▸ **What the task requires**
Reproduce the following entries exactly, leaving nothing out.

Records excerpted from a collection
--- START ---
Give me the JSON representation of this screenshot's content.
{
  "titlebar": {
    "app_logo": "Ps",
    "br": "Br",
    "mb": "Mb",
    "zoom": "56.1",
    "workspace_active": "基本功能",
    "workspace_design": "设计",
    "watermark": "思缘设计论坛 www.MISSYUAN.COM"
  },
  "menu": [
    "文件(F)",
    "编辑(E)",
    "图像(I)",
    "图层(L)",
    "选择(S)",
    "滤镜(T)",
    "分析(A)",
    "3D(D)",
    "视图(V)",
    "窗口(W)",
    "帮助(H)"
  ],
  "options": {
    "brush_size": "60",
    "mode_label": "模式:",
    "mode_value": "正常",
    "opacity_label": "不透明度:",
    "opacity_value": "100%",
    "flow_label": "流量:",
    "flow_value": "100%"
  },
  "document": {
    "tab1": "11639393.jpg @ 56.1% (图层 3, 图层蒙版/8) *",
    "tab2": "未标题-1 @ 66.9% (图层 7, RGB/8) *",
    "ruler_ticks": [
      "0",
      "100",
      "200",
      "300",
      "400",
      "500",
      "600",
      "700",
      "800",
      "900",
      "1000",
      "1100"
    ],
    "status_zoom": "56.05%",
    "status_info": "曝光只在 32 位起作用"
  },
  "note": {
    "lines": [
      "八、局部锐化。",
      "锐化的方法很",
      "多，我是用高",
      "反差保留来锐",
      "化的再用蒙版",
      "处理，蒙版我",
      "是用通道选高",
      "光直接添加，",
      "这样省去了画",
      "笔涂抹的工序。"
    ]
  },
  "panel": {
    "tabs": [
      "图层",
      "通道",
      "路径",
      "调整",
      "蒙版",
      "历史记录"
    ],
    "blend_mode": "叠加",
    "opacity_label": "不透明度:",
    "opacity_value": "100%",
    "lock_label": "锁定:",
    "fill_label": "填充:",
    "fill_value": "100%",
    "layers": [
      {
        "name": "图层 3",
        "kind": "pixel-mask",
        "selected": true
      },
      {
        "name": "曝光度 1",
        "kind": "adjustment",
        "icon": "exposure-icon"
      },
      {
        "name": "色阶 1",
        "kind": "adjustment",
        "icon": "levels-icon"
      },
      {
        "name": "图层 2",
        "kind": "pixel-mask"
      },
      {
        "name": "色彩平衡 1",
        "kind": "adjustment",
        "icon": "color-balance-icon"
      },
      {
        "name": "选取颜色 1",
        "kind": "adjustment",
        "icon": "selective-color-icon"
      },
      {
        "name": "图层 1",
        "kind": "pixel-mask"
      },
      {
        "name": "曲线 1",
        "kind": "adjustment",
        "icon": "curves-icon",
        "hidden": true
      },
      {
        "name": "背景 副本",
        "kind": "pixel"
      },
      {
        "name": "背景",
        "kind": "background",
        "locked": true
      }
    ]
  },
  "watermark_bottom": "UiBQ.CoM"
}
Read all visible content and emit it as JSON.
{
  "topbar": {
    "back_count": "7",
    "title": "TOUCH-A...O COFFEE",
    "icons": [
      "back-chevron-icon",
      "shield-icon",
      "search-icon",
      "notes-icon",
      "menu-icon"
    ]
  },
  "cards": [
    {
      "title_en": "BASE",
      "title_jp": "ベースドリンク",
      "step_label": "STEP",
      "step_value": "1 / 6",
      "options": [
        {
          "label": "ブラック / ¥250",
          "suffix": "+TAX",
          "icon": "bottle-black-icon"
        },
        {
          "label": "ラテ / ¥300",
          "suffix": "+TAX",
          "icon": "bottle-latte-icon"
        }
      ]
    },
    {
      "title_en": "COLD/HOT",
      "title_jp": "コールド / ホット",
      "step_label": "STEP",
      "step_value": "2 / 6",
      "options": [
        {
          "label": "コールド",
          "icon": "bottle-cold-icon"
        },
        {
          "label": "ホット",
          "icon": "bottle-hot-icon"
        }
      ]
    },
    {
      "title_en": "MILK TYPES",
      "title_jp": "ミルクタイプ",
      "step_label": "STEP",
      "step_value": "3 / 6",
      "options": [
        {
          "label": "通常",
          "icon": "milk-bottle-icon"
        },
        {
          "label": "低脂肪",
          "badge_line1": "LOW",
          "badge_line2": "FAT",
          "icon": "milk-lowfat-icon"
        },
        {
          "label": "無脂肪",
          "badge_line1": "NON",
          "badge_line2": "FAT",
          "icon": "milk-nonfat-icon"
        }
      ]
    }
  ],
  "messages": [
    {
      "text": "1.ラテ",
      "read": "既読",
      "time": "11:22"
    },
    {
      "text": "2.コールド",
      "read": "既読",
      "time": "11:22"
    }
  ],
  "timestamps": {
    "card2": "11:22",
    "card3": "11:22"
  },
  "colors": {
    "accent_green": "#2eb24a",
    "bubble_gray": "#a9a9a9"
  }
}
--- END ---
▸ **Response**
Give me the JSON representation of this screenshot's content.
{
  "titlebar": {
    "app_logo": "Ps",
    "br": "Br",
    "mb": "Mb",
    "zoom": "56.1",
    "workspace_active": "基本功能",
    "workspace_design": "设计",
    "watermark": "思缘设计论坛 www.MISSYUAN.COM"
  },
  "menu": [
    "文件(F)",
    "编辑(E)",
    "图像(I)",
    "图层(L)",
    "选择(S)",
    "滤镜(T)",
    "分析(A)",
    "3D(D)",
    "视图(V)",
    "窗口(W)",
    "帮助(H)"
  ],
  "options": {
    "brush_size": "60",
    "mode_label": "模式:",
    "mode_value": "正常",
    "opacity_label": "不透明度:",
    "opacity_value": "100%",
    "flow_label": "流量:",
    "flow_value": "100%"
  },
  "document": {
    "tab1": "11639393.jpg @ 56.1% (图层 3, 图层蒙版/8) *",
    "tab2": "未标题-1 @ 66.9% (图层 7, RGB/8) *",
    "ruler_ticks": [
      "0",
      "100",
      "200",
      "300",
      "400",
      "500",
      "600",
      "700",
      "800",
      "900",
      "1000",
      "1100"
    ],
    "status_zoom": "56.05%",
    "status_info": "曝光只在 32 位起作用"
  },
  "note": {
    "lines": [
      "八、局部锐化。",
      "锐化的方法很",
      "多，我是用高",
      "反差保留来锐",
      "化的再用蒙版",
      "处理，蒙版我",
      "是用通道选高",
      "光直接添加，",
      "这样省去了画",
      "笔涂抹的工序。"
    ]
  },
  "panel": {
    "tabs": [
      "图层",
      "通道",
      "路径",
      "调整",
      "蒙版",
      "历史记录"
    ],
    "blend_mode": "叠加",
    "opacity_label": "不透明度:",
    "opacity_value": "100%",
    "lock_label": "锁定:",
    "fill_label": "填充:",
    "fill_value": "100%",
    "layers": [
      {
        "name": "图层 3",
        "kind": "pixel-mask",
        "selected": true
      },
      {
        "name": "曝光度 1",
        "kind": "adjustment",
        "icon": "exposure-icon"
      },
      {
        "name": "色阶 1",
        "kind": "adjustment",
        "icon": "levels-icon"
      },
      {
        "name": "图层 2",
        "kind": "pixel-mask"
      },
      {
        "name": "色彩平衡 1",
        "kind": "adjustment",
        "icon": "color-balance-icon"
      },
      {
        "name": "选取颜色 1",
        "kind": "adjustment",
        "icon": "selective-color-icon"
      },
      {
        "name": "图层 1",
        "kind": "pixel-mask"
      },
      {
        "name": "曲线 1",
        "kind": "adjustment",
        "icon": "curves-icon",
        "hidden": true
      },
      {
        "name": "背景 副本",
        "kind": "pixel"
      },
      {
        "name": "背景",
        "kind": "background",
        "locked": true
      }
    ]
  },
  "watermark_bottom": "UiBQ.CoM"
}
Read all visible content and emit it as JSON.
{
  "topbar": {
    "back_count": "7",
    "title": "TOUCH-A...O COFFEE",
    "icons": [
      "back-chevron-icon",
      "shield-icon",
      "search-icon",
      "notes-icon",
      "menu-icon"
    ]
  },
  "cards": [
    {
      "title_en": "BASE",
      "title_jp": "ベースドリンク",
      "step_label": "STEP",
      "step_value": "1 / 6",
      "options": [
        {
          "label": "ブラック / ¥250",
          "suffix": "+TAX",
          "icon": "bottle-black-icon"
        },
        {
          "label": "ラテ / ¥300",
          "suffix": "+TAX",
          "icon": "bottle-latte-icon"
        }
      ]
    },
    {
      "title_en": "COLD/HOT",
      "title_jp": "コールド / ホット",
      "step_label": "STEP",
      "step_value": "2 / 6",
      "options": [
        {
          "label": "コールド",
          "icon": "bottle-cold-icon"
        },
        {
          "label": "ホット",
          "icon": "bottle-hot-icon"
        }
      ]
    },
    {
      "title_en": "MILK TYPES",
      "title_jp": "ミルクタイプ",
      "step_label": "STEP",
      "step_value": "3 / 6",
      "options": [
        {
          "label": "通常",
          "icon": "milk-bottle-icon"
        },
        {
          "label": "低脂肪",
          "badge_line1": "LOW",
          "badge_line2": "FAT",
          "icon": "milk-lowfat-icon"
        },
        {
          "label": "無脂肪",
          "badge_line1": "NON",
          "badge_line2": "FAT",
          "icon": "milk-nonfat-icon"
        }
      ]
    }
  ],
  "messages": [
    {
      "text": "1.ラテ",
      "read": "既読",
      "time": "11:22"
    },
    {
      "text": "2.コールド",
      "read": "既読",
      "time": "11:22"
    }
  ],
  "timestamps": {
    "card2": "11:22",
    "card3": "11:22"
  },
  "colors": {
    "accent_green": "#2eb24a",
    "bubble_gray": "#a9a9a9"
  }
}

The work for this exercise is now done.